Lisa here from Not Sew Selfish, with a review of the Refined Raglan from Winter Wear Designs. When you are sewing for yourself, it’s always good to be aware of the body shape that the designer designs for - and they are all different. One of my favourite things about sewing a Winter Wear Designs pattern for myself is that Suzanne designs for someone very close to my body shape - this is one of the few times when I see my proportions represented exactly in a single size on the chart, which is very rare! If you’re a pear or an hourglass shape, you’ll find it will be easy to get the right fit with this one. If you’re not, don’t be put off - you’ll see Marnie (who has a very different body size and shape to me) has also made herself a gorgeous top with this pattern here - she has added an inch of length through the waist, because she is taller than the pattern states it is drafted for - but otherwise didn’t need any adjustments. The style is fairly forgiving in fit, so a great starting point if you want to sew for yourself. It also includes a couple of really good pages on how to get a great fit for different body shapes, which makes it very easy to do some basic adjustments to get the right fit for you.
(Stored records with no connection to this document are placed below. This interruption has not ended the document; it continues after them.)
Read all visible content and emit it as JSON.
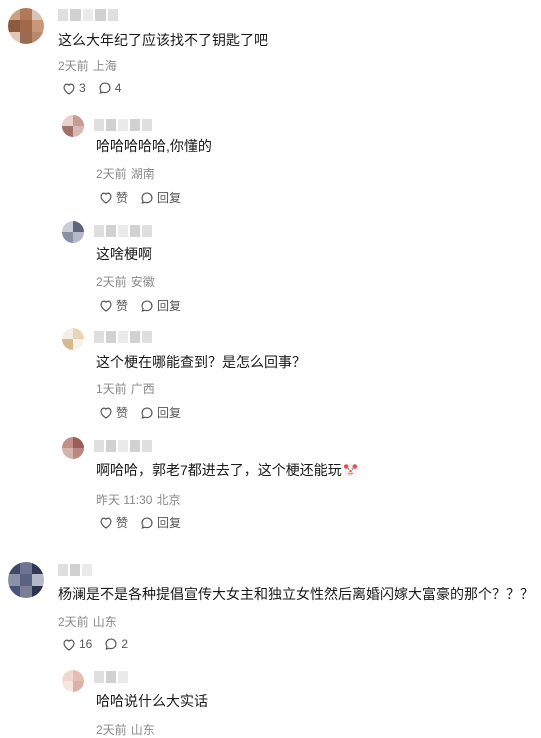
{
  "comments": [
    {
      "text": "这么大年纪了应该找不了钥匙了吧",
      "time": "2天前",
      "location": "上海",
      "likes": "3",
      "replies_count": "4",
      "avatar_colors": [
        "#caa27f",
        "#b07a58",
        "#d9c3b2",
        "#8c5b3e",
        "#a06a4a",
        "#c89878",
        "#e0c8b5",
        "#9b6a4f",
        "#b58a6d"
      ]
    },
    {
      "text": "哈哈哈哈哈,你懂的",
      "time": "2天前",
      "location": "湖南",
      "like_label": "赞",
      "reply_label": "回复",
      "avatar_colors": [
        "#e8d2cd",
        "#c69c94",
        "#a0706a",
        "#d8b8b2"
      ]
    },
    {
      "text": "这啥梗啊",
      "time": "2天前",
      "location": "安徽",
      "like_label": "赞",
      "reply_label": "回复",
      "avatar_colors": [
        "#c9ced8",
        "#5e6578",
        "#8a90a4",
        "#b3b8c6"
      ]
    },
    {
      "text": "这个梗在哪能查到？是怎么回事？",
      "time": "1天前",
      "location": "广西",
      "like_label": "赞",
      "reply_label": "回复",
      "avatar_colors": [
        "#f4ede5",
        "#e9d3b4",
        "#d7b98e",
        "#f6f1ea"
      ]
    },
    {
      "text": "啊哈哈，郭老7都进去了，这个梗还能玩",
      "time": "昨天 11:30",
      "location": "北京",
      "like_label": "赞",
      "reply_label": "回复",
      "emoji": "clown-face",
      "avatar_colors": [
        "#c48f8a",
        "#9a5e58",
        "#d7b3ad",
        "#b98780"
      ]
    },
    {
      "text": "杨澜是不是各种提倡宣传大女主和独立女性然后离婚闪嫁大富豪的那个？？？",
      "time": "2天前",
      "location": "山东",
      "likes": "16",
      "replies_count": "2",
      "avatar_colors": [
        "#3f4a6b",
        "#6c7690",
        "#2f3856",
        "#8b90a6",
        "#5a6282",
        "#b4b8c8",
        "#48527a",
        "#7a7f96",
        "#2c3350"
      ]
    },
    {
      "text": "哈哈说什么大实话",
      "time": "2天前",
      "location": "山东",
      "avatar_colors": [
        "#f1d7cf",
        "#e6bfb4",
        "#f6e6e0",
        "#dcb2a6"
      ]
    }
  ],
  "colors": {
    "text": "#191919",
    "meta": "#8a8a8a",
    "icon": "#555555"
  },
  "icons": {
    "like": "heart-outline-icon",
    "reply": "speech-bubble-icon"
  }
}
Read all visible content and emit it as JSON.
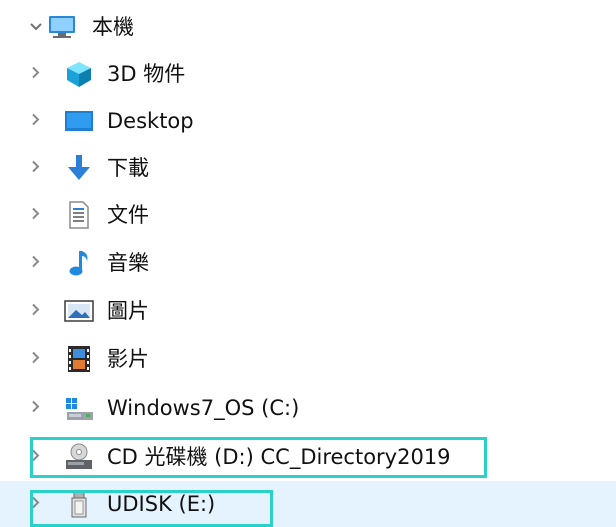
{
  "tree": {
    "root": {
      "label": "本機",
      "icon": "computer-icon",
      "expanded": true
    },
    "items": [
      {
        "label": "3D 物件",
        "icon": "3d-objects-icon"
      },
      {
        "label": "Desktop",
        "icon": "desktop-icon"
      },
      {
        "label": "下載",
        "icon": "download-arrow-icon"
      },
      {
        "label": "文件",
        "icon": "document-icon"
      },
      {
        "label": "音樂",
        "icon": "music-note-icon"
      },
      {
        "label": "圖片",
        "icon": "pictures-icon"
      },
      {
        "label": "影片",
        "icon": "film-icon"
      },
      {
        "label": "Windows7_OS (C:)",
        "icon": "windows-drive-icon"
      },
      {
        "label": "CD 光碟機 (D:) CC_Directory2019",
        "icon": "cd-drive-icon",
        "highlighted": true
      },
      {
        "label": "UDISK (E:)",
        "icon": "usb-drive-icon",
        "highlighted": true,
        "selected": true
      }
    ]
  },
  "colors": {
    "highlight_border": "#2ad1c9",
    "selected_row": "#e5f3ff",
    "chevron": "#7a7a7a",
    "text": "#111111"
  }
}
This pattern is a raglan top designed for wovens. No zippers, no fasteners, no easing the sleeve into the armscye. What’s not to love? It’s very straightforward, and the basic option is certainly something a beginner could make. The only thing even remotely tricky here is working with bias around the neck, but the instructions and diagrams are clear, and there are three different options/techniques provided so you can work with what is most comfortable for you, or suitable for your fabric choice. If you’re an adventurous beginner, the open front option is not too hard either - just have a practice at that v-neck turn on some scraps first.
The Refined Raglan gives you a great chance to get more adventurous with your fabric choice - even though it’s designed for wovens, put those quilting cottons back in your stash, and have a go with something with more drape for this one. There are a huge range of apparel fabrics you can choose from - lots suggested in the pattern - which means you can create lots of different looks. This top can work for summer or winter, day or night, boho or dressy - it’s all in the fabric choice. We’ve sewn up two quite different looks here with different fabrics and pattern options. Mine is a boho look in cheese cloth with some added lace, and Marnie has sewn hers in cotton voile (with front and back cut on the bias) for a gorgeous summer top.
This pattern can be made with short, ¾ or long sleeves, and has a scoop neckline with optional open front (which I’ve used on my white boho top here). It has a curved hem with optional vented hem, and also a pintuck option to add a detailed feature to the front. I’ve added my own embellishments with two strips of guipure lace trim sewn to the centre front, and the hems of the long sleeves. I used the full length sleeves here and then added the lace trim, intending for it to end up hitting past my wrist like this. There are so many ways to create your own look with this pattern - it’s a great basic canvas to get creative with. This is so quick and easy to sew up… I’m off to see what else I have in my stash now to make another one or five!